communication between both countries. but also because of the mass deportation. many colombians have lived in venezuela for decades, they have their homes and have their families here. now they're in hiding or they've decided to cross the river to colombian in fear of greater military retaliation or attacks. >> with the latest from venezuela, thank you. now heavy rains in southeast australia have forced hundreds of residents to abandon their homes. more than 3 how soon properties have been flooded into st. george's basin area of new south wales. there is forecast weather warnings of heavy rains. the state news agency said that there have been human casualty in north korea. in south korea, it said it is willing to discuss the lifting of sanctions on north korea.
the offer comes a day after the offer was reached of de-escalation between the two countries. >> attempt to calm the market appear to have little effect with stocks falling for a fifth consecutive day. egypt's president is in moscow meeting with president putin. it is his third visit to moscow since he took office in 2014. thai authorities have destroyed
two tons of illegal ivory worth $2.8 million. it included tusks of more than 200 african elephants. thailand is a major destination of smuggled ivory but it's under increasing pressure. concrete blast walls are proving to be the perfect blank canvas. jennifer glass explains why. >> on the barriers that is built to create security, across the street they're painting hearts as a symbol of healing the nation. it's all the work of artists, with a few hundred dollars of their own money for paint and supplies, they're working to change the kilometers of blast

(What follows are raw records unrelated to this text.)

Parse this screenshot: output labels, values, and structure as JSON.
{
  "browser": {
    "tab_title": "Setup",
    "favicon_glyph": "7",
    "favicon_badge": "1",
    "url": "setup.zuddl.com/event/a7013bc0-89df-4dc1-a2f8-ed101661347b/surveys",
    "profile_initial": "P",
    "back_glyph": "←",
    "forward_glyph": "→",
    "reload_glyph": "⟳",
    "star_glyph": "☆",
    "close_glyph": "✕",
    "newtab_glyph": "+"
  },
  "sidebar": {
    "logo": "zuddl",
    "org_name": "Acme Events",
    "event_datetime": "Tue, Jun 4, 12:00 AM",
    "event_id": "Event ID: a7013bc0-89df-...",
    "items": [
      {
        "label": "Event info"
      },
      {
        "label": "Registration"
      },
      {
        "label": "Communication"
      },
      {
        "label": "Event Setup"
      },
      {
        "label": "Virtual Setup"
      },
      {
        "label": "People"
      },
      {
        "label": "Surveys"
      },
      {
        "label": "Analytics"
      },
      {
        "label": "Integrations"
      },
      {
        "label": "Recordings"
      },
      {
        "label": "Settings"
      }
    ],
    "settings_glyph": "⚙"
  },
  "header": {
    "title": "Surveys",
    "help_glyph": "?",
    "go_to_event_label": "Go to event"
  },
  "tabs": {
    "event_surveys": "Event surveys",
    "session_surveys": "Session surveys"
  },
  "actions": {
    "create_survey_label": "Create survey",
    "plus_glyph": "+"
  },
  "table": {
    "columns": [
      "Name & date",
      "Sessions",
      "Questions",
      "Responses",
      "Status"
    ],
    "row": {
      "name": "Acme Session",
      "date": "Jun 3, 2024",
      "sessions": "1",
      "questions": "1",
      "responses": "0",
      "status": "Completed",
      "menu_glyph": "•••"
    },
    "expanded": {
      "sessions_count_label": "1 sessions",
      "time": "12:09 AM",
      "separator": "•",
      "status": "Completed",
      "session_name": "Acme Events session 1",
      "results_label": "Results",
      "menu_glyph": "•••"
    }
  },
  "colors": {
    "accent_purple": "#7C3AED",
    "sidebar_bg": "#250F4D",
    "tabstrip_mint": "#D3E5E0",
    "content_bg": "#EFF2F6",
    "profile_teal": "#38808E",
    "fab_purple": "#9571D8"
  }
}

walls that make some feel under siege in their own city. >> when you put a picture on the wall, the wall disappears, and you're in a new space. >> he wants that new space to be about a new afghanistan. he and his fellow painters can help create. >> it's time for a, for the world to contribute something else other than what weapons and war. we've been through nearly six years. that is time to give art and artists a chance. >> he wants everyone to participate. when a policeman takes an interest he offers him a brush. he does the same for an old man passing by. >> that's the idea. he wants to introduce what he calls artistic literacy. this is the first of a new

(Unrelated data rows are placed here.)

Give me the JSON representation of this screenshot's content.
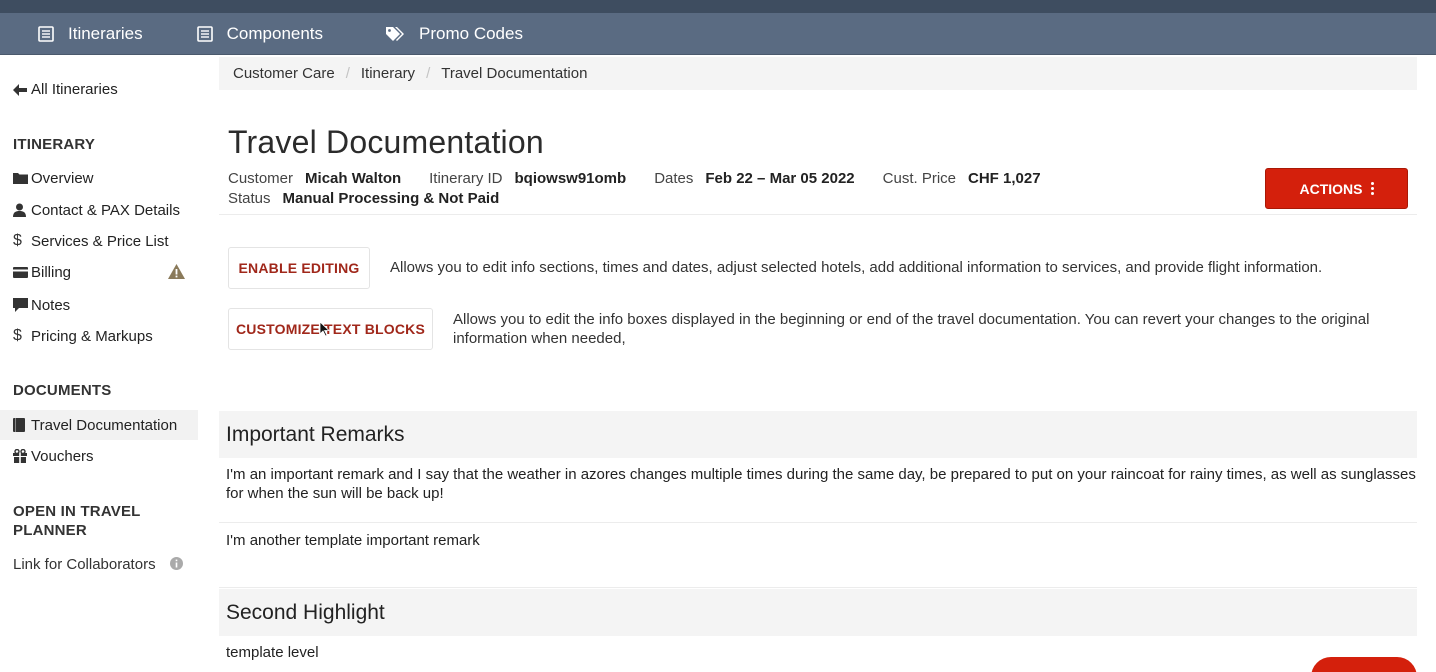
{
  "topnav": {
    "items": [
      {
        "label": "Itineraries",
        "icon": "list-icon"
      },
      {
        "label": "Components",
        "icon": "list-icon"
      },
      {
        "label": "Promo Codes",
        "icon": "tags-icon"
      }
    ]
  },
  "sidebar": {
    "back_label": "All Itineraries",
    "itinerary_heading": "ITINERARY",
    "itinerary_items": [
      {
        "label": "Overview",
        "icon": "folder-icon"
      },
      {
        "label": "Contact & PAX Details",
        "icon": "user-icon"
      },
      {
        "label": "Services & Price List",
        "icon": "dollar-icon"
      },
      {
        "label": "Billing",
        "icon": "credit-card-icon"
      },
      {
        "label": "Notes",
        "icon": "comment-icon"
      },
      {
        "label": "Pricing & Markups",
        "icon": "dollar-icon"
      }
    ],
    "documents_heading": "DOCUMENTS",
    "document_items": [
      {
        "label": "Travel Documentation",
        "icon": "book-icon"
      },
      {
        "label": "Vouchers",
        "icon": "gift-icon"
      }
    ],
    "planner_heading": "OPEN IN TRAVEL PLANNER",
    "planner_items": [
      {
        "label": "Link for Collaborators",
        "icon": "info-icon"
      }
    ]
  },
  "breadcrumb": [
    "Customer Care",
    "Itinerary",
    "Travel Documentation"
  ],
  "page": {
    "title": "Travel Documentation",
    "customer_label": "Customer",
    "customer": "Micah Walton",
    "itinerary_id_label": "Itinerary ID",
    "itinerary_id": "bqiowsw91omb",
    "dates_label": "Dates",
    "dates": "Feb 22 – Mar 05 2022",
    "price_label": "Cust. Price",
    "price": "CHF 1,027",
    "status_label": "Status",
    "status": "Manual Processing & Not Paid",
    "actions_label": "ACTIONS"
  },
  "options": [
    {
      "button": "ENABLE EDITING",
      "description": "Allows you to edit info sections, times and dates, adjust selected hotels, add additional information to services, and provide flight information."
    },
    {
      "button": "CUSTOMIZE TEXT BLOCKS",
      "description": "Allows you to edit the info boxes displayed in the beginning or end of the travel documentation. You can revert your changes to the original information when needed,"
    }
  ],
  "sections": [
    {
      "title": "Important Remarks",
      "remarks": [
        "I'm an important remark and I say that the weather in azores changes multiple times during the same day, be prepared to put on your raincoat for rainy times, as well as sunglasses for when the sun will be back up!",
        "I'm another template important remark"
      ]
    },
    {
      "title": "Second Highlight",
      "remarks": [
        "template level"
      ]
    }
  ],
  "colors": {
    "nav_bg": "#5a6b82",
    "accent_red": "#d4200c",
    "button_text_red": "#a0271a"
  }
}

series called "heroes of my cities." these are street sweepers. others will be children and an old man on a bicycle. >> it has always been heroes with guns or with swords. we want to celebrate the people that we see every day working on the street. >> they hope that their work will be uplifting and help bring afghans together. >> because of the security situation, the city is in fear. we're trying to do something that will grab the attention of our people in a good way. >> those who take part say that it's therapeutic, the way to take part and share with fellow afghans. >> he's hoping that the project gets better. he's planning to invite international graffiti artists

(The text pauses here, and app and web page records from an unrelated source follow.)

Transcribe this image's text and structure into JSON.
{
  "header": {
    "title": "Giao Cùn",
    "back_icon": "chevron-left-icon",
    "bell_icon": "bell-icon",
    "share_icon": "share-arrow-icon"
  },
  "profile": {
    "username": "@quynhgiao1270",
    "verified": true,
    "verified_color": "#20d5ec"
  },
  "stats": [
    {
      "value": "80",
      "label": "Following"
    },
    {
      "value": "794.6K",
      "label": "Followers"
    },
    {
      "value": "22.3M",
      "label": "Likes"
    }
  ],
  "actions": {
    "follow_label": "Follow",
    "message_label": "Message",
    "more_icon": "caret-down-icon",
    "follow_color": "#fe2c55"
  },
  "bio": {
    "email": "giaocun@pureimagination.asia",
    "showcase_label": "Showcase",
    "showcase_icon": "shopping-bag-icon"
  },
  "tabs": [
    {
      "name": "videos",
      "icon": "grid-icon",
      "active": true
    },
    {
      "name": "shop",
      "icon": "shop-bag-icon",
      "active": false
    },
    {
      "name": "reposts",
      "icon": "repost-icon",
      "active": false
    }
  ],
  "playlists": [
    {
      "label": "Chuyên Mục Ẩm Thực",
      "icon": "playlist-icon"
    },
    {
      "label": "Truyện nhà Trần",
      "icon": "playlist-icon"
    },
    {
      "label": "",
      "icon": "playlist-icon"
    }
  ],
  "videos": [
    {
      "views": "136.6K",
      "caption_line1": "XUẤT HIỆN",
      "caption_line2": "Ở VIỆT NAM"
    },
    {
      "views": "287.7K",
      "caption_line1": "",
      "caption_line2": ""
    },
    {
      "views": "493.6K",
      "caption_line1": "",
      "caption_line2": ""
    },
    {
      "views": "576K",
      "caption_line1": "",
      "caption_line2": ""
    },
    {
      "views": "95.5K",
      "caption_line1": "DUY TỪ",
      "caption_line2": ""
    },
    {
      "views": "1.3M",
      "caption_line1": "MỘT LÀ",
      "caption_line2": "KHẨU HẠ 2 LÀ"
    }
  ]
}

to come here. he plans to make this city the graffiti capital of the world. jennifer glasse, al jazeera, kabul. >> much more on our website. www.aljazeera.com. buddhist mobs tore through rohingya muslim communities in western burma, attacking anyone in their path. it sparked a wave of sectarian violence that spread to other parts of the country, with little hindrance from the authorities. now tens of thousand of rohingya, are housed in primitive camps under government armed guard, while others have tried to flee oversees to malaysia. but as jason motlagh reports, the refugees are being exploited and abused by people traffickers, while aid agencies and governments are failing to protect them.